> _Work instructions_
Without the pictures, give every record again exactly.

◇ ◇ ◇

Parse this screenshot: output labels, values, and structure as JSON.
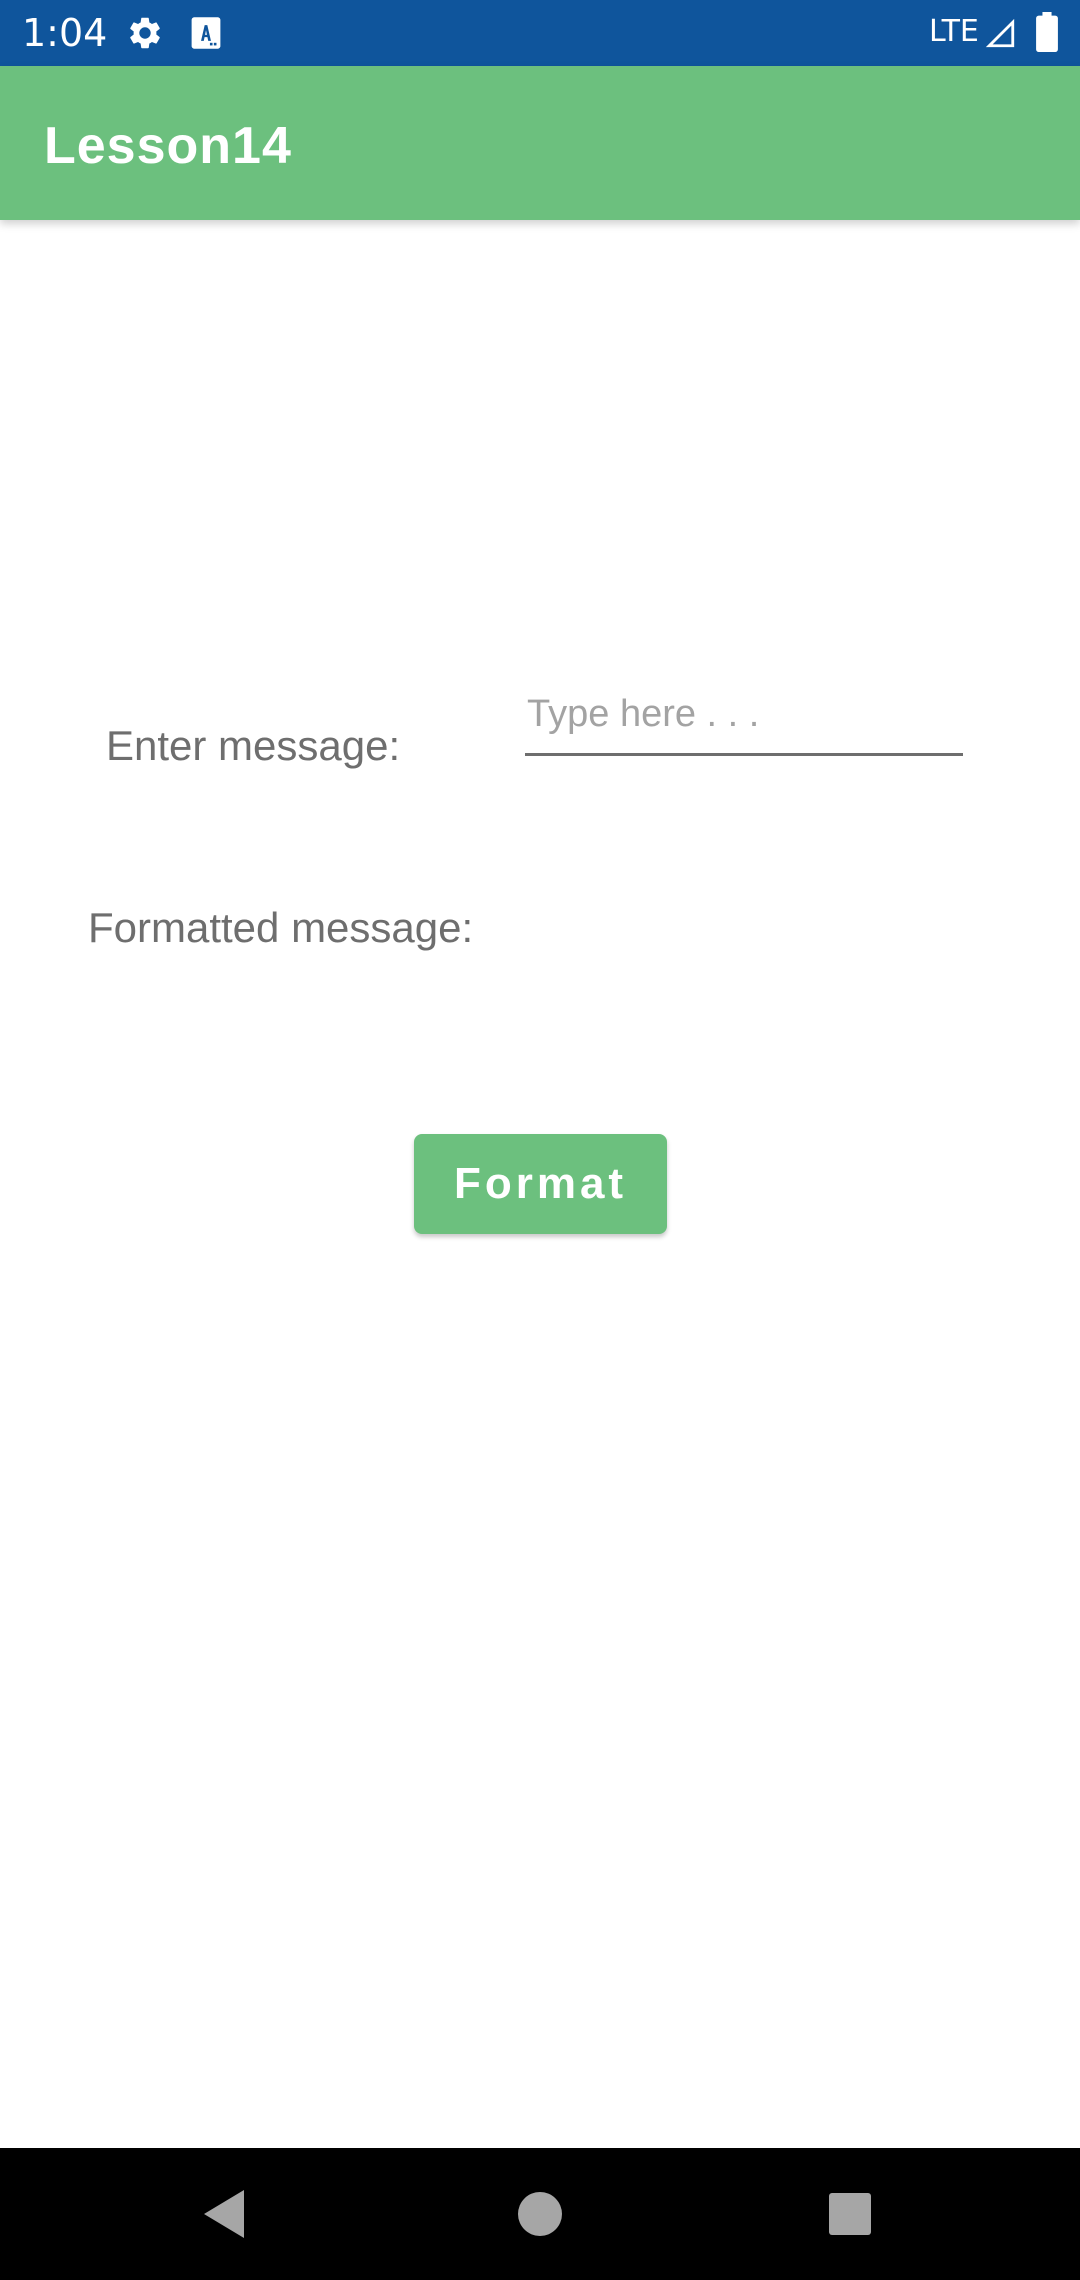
{
  "status_bar": {
    "time": "1:04",
    "network": "LTE",
    "icons": [
      "gear-icon",
      "a-notification-icon",
      "signal-icon",
      "battery-icon"
    ]
  },
  "app_bar": {
    "title": "Lesson14"
  },
  "form": {
    "enter_label": "Enter message:",
    "input_value": "",
    "input_placeholder": "Type here . . .",
    "formatted_label": "Formatted message:",
    "formatted_value": "",
    "button_label": "Format"
  },
  "nav_bar": {
    "icons": [
      "back-icon",
      "home-icon",
      "recents-icon"
    ]
  },
  "colors": {
    "status_bar": "#0f559c",
    "accent": "#6cc07e",
    "label_text": "#6e6e6e",
    "placeholder_text": "#a3a3a3",
    "nav_bar": "#000000"
  }
}
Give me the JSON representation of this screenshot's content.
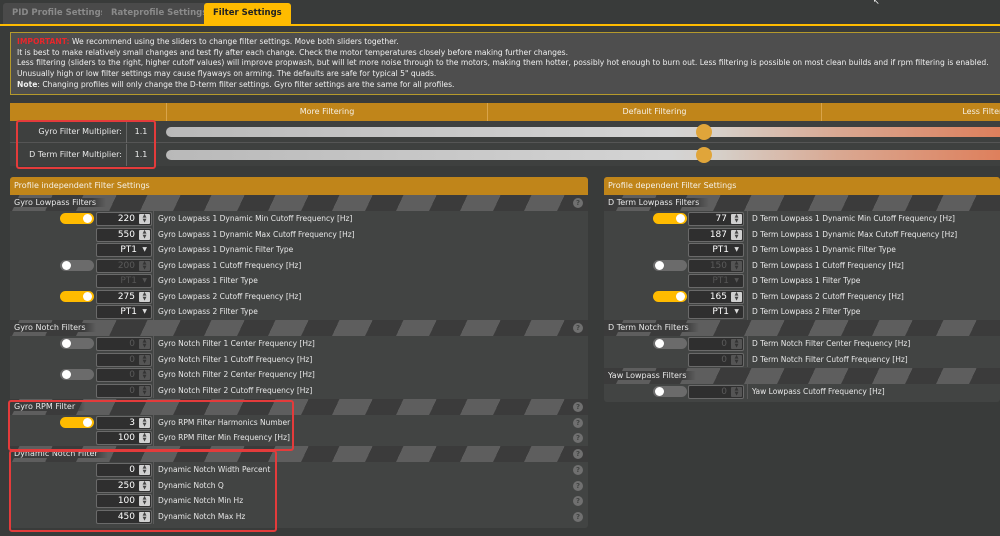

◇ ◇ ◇

> _Output of the task_
Parse this screenshot: output labels, values, and structure as JSON.
{
  "status_bar": {
    "time": "1:04",
    "network": "LTE",
    "icons": [
      "gear-icon",
      "a-notification-icon",
      "signal-icon",
      "battery-icon"
    ]
  },
  "app_bar": {
    "title": "Lesson14"
  },
  "form": {
    "enter_label": "Enter message:",
    "input_value": "",
    "input_placeholder": "Type here . . .",
    "formatted_label": "Formatted message:",
    "formatted_value": "",
    "button_label": "Format"
  },
  "nav_bar": {
    "icons": [
      "back-icon",
      "home-icon",
      "recents-icon"
    ]
  },
  "colors": {
    "status_bar": "#0f559c",
    "accent": "#6cc07e",
    "label_text": "#6e6e6e",
    "placeholder_text": "#a3a3a3",
    "nav_bar": "#000000"
  }
}
Give me the JSON representation of this screenshot's content.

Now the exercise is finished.